would get away from the forbidding glances of elders and spend
some time alone. If the groom was impatient, he would elope
with her without further ado.
I found striking in the whole scenario is that it is the woman
who makes the first move in this part of rural India. This
has made the fair one of the most important matchmaking fairs
fair may no longer be a traditional affair of culture isolated
from the outside world, what with rows of stalls selling all
kinds of household utilities and decorative items found in
the city, it is still very much a spectacle for urban folk
and foreigners. Even though, we had failed in our quest of
witnessing the romance of a true blue traditional elopement
(not counting my near brush with tradition), we more than
made up at the bullock cart races and horse races. These are
the biggest draws of the fair and pride of the entire village
is put on the finishing line.
there is never a dull moment at Tarnetar.
Fair Dates: September 10-12, 2002
Nearest Airport: Rajkot, 84 km away by road, while
Ahmedabad is 196 km away via Chotalia.
Nearest Railhead: Thanghad, which is on the Ahmedabad-Rajkot
line. Trinetreshwar Temple is 10 km from Thanghad. Details
of stay at the fair and organised tours are available
with Gujarat Tourism offices.

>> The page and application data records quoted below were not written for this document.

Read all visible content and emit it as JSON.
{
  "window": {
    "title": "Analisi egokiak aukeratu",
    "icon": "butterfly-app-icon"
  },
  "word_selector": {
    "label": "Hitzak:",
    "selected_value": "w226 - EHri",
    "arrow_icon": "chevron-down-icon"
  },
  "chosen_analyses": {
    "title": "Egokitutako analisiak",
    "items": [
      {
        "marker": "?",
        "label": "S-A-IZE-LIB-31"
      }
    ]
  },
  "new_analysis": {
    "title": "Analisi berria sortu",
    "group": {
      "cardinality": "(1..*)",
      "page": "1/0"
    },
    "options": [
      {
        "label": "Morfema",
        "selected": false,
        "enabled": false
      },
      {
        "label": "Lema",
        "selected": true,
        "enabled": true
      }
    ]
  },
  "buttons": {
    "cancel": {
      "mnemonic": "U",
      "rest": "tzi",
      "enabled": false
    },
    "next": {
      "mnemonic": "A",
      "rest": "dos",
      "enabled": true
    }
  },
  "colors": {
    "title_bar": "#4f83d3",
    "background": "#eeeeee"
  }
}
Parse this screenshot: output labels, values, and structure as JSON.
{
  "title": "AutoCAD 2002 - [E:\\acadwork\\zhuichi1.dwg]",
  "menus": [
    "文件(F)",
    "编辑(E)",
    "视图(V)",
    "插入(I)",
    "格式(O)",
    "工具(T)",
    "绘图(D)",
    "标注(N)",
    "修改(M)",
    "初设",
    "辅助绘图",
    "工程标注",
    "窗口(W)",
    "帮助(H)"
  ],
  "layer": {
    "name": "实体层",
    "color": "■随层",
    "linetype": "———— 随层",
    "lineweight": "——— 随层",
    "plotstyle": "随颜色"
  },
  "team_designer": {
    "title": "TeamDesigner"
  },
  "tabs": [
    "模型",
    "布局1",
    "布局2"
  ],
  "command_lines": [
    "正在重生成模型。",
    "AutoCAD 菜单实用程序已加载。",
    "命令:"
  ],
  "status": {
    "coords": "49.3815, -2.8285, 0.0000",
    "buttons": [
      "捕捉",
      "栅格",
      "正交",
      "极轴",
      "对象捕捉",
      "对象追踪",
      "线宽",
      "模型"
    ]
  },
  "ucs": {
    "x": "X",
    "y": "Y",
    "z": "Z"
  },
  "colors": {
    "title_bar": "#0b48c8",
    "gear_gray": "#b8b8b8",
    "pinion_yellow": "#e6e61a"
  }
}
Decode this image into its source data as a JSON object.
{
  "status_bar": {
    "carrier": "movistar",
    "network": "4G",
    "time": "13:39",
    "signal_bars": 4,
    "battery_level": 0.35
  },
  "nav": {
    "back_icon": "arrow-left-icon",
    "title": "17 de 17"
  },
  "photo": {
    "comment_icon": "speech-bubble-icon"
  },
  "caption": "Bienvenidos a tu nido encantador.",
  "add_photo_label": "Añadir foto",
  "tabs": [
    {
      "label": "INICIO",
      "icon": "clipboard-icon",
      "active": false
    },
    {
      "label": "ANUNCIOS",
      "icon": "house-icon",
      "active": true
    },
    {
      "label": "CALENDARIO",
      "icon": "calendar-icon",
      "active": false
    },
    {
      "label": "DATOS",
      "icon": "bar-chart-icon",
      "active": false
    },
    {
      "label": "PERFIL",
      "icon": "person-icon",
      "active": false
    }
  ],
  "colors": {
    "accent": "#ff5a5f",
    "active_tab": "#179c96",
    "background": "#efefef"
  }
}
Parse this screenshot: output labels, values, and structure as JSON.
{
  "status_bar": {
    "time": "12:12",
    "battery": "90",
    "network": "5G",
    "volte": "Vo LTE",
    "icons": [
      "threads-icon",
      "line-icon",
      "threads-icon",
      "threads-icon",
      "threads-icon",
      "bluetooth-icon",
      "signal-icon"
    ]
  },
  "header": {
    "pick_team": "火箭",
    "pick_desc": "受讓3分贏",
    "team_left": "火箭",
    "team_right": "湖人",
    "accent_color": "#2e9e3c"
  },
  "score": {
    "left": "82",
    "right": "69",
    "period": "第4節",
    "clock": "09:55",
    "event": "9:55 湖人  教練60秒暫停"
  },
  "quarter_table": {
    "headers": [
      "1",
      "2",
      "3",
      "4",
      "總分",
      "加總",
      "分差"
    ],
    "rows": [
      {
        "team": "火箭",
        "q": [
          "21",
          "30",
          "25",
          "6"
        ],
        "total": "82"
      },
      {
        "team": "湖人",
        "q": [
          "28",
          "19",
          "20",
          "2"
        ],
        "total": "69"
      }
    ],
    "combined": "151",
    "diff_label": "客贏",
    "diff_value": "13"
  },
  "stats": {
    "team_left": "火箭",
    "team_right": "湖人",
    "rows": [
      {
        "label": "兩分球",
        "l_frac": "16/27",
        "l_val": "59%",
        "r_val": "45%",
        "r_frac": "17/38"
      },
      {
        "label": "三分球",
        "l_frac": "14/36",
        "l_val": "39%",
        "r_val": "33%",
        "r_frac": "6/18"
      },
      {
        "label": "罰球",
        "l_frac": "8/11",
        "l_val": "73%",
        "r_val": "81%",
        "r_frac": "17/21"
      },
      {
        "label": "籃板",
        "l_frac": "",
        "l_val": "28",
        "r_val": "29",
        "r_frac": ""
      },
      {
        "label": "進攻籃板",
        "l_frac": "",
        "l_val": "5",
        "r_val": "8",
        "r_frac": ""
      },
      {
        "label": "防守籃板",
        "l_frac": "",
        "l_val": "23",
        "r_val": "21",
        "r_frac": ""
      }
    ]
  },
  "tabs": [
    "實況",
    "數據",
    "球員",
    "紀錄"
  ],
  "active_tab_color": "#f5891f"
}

The 14th century Trinetreshwar Madhav temple; handicrafts
of the region on display; and tribals break into an impromptu